Two years on, blaze victims await justice.
In July 2006, a blaze at a labour camp in Gudaibiya left 16 Indian workers dead. The workers were made to live in a squalid, overcrowded camp, with outrageously poor facilities. Not only were appropriate safety measures ignored, but the windows were sealed shut, limiting the workers' means of escape.
Angered, the 200 surviving workers took to protesting, demanding that their dues be paid and the families of the deceased compensated. But even after a deal was reached between the Ministry of Labour and the employing company was reached, the workers weren't paid even weeks later
...yet two years on, families of those who lost their lives continue to await justice. The company continues to refuse to pay the families any form of compensation, and no action can be taken by the family's lawyers pending the proceedings of the criminal court.
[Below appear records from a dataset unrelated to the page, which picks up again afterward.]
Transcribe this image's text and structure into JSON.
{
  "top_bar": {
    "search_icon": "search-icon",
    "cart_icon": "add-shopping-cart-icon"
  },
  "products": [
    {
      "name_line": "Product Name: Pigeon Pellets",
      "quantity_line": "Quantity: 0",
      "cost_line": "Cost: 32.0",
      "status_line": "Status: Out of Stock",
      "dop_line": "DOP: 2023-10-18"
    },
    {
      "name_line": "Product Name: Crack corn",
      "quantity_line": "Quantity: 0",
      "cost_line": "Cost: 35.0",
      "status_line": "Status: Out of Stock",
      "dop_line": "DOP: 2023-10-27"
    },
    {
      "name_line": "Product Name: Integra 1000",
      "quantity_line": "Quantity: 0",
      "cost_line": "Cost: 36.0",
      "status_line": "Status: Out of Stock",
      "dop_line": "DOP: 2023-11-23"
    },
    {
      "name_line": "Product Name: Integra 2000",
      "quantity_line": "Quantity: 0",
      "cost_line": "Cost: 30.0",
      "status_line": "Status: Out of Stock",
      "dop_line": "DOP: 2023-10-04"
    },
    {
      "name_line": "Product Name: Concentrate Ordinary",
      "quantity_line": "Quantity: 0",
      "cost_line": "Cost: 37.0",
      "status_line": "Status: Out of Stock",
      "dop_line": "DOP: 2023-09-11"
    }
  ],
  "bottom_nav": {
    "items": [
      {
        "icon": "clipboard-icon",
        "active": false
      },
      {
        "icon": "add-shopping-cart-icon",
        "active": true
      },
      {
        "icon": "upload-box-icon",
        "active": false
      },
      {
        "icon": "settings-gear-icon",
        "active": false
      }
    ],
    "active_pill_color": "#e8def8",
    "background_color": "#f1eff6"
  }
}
While the owner of the construction company and two Indian supervisors were initially charged with violating labour laws, only one of the supervisors was charged with manslaughter; he has appealed the sentence.
Meanwhile the families, many of whom have lost their sole income provider, continue to suffer.
Another victim, V Subramanyam, came to Bahrain to earn enough money to pay for the weddings of his two daughters, as well as his son's higher education.
He also borrowed heavily to pay for his visa and a ticket, but after his death his wife Periammal told the New Indian Express she was now struggling to earn a living.
With the money she got as aid from the Indian government, she paid off her debt and married off one of her daughters.
She and her other daughter Sarasu were now working in paddy fields.
Most of the families are so illiterate they don't even know what an embassy is, let alone know how to contact Indian Embassy officials in Bahrain for updates.